3 June 1932, Colonel Herbert S Harris dies.
3 June 1952, Official opening of Belgrave Lodge by Harry Oppenheimer.
Also pictured is the house “Lancaster Lodge” where Herbert Harris died and his Fob Watch won in a shooting competition.
The death of Herbert Harris
Herbert Sextus Harris, the fifth child of seven to Sir David Harris and Rosa Harris (nee Gabriel), was born in Kimberley on Saturday 19 January 1884.
“Herby”, as he was affectionately known, was educated at Kimberley Boy’s High School when the school was still based at the Public Undenominational School on Lanyon Terrace. Studying law after school he was called to the Bar on 19 November 1906, but only practised until 1908 when he became one of four Kimberley members of the Cape Legislative Assembly. This Assembly closed upon the Union being formed on 31 May 1910.
He was sixteen years of age by 1900 and as a son of a De Beers Director would have been on speaking terms with most famous Kimberley personalities such as Cecil Rhodes, Barney Barnato (his father’s cousin), and Alfred Beit as well as having met Lord Roberts and General JDP French who spent some time in the diamond city. He was also friendly with Sol Plaatje, who died on 19 June 1932, a mere 16 days after his own death.
Possibly the last contribution of Plaatje to the press was an article entitled “Departed Friends of the Natives”, in which he eulogized the services of Colonel Herbert S Harris, Miss Colenso and Mr H.M. Taberer, all of whom had recently died.
Matters military appealed to Herby as he soon followed in the footsteps of his father Sir David Harris.
He was appointed a Lieutenant in the Kimberley Regiment on 24 October 1908, and after holding positions as Captain and Major became the Officer Commanding the Kimberley Regiment in 1912 as a Lt-Colonel – quite a rapid rate of promotion.
It was that same year of 1912 that he won the Regimental Long Range Shooting competition being awarded a solid silver watch fob for his skills.
On 1 July 1913 the aeroplane Paterson Aviation Syndicate was registered in Kimberley, Herby being one of the directors, the others being Tom Hill, Cecil Paterson, Ernest Oppenheimer, Alpheus Williams, Charles May, David Macgill and George Robertson.

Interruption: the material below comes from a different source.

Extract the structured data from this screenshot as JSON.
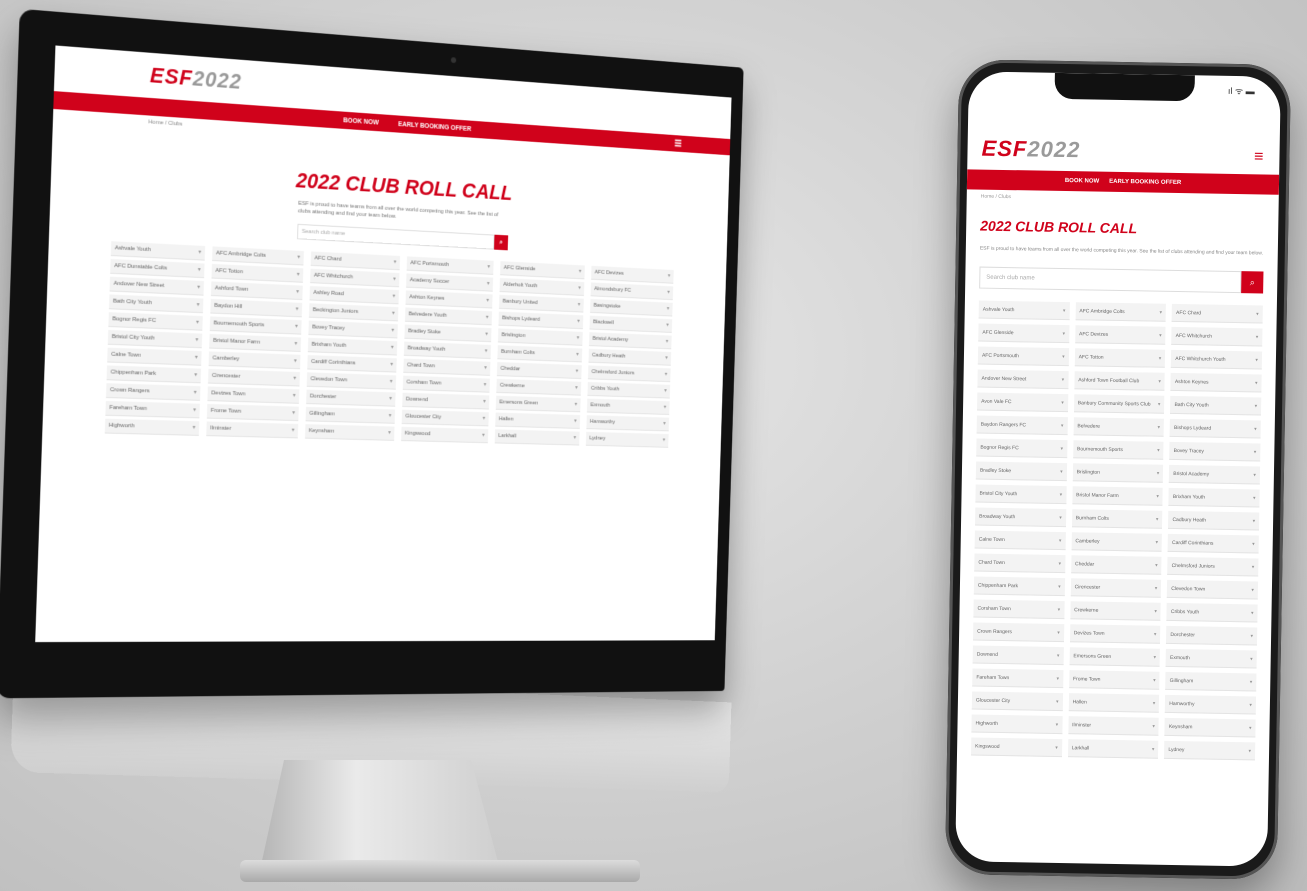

War clouds were brewing and upon outbreak of the Great War in 1914 he commanded the 1st Battalion Kimberley Regiment in German South West Africa and concluding that campaign in 1915, then saw active service in 1916 in France as a Captain in the Royal Fusiliers, being wounded in the head on 1 February 1917. Recovering from his wound he saw further service in East Africa with the King’s Own Rifles, although attached to the Gold Coast Regiment. Twice mentioned in despatches he was awarded the CBE (Commander of the Military Division of the Most Excellent Order of the British Empire).
His service medals included the 1914-15 Star, the British War Medal and the Victory Medal.
Returning to Kimberley after the war he was re-appointed as Officer Commanding the Kimberley regiment where he remained until his retirement in 1925. From 1 November 1926 until 1 January 1930 he was Brigade Commander 2nd Infantry Brigade (Active Citizen Force), upon ending being placed on the Reserve Officer’s List. He was awarded the Volunteer Decoration (VD) for his citizen force service.
His health in his last few years was not good as a result of the head wound suffered in World War I, and was in a nursing home in England from 1929, returning to Kimberley in April 1932.
On the last day of his life, 3 June 1932, he had played a round of golf at the Kimberley golf course (now Monument Heights, Kimberley Junior School and the Moth Centre) before returning to his home at “Lancaster Lodge” on Dutoitspan road. Shortly after midday he passed from this life with “tragic suddenness”.
He is buried in the Jewish section of the Pioneer Cemetery in Kimberley.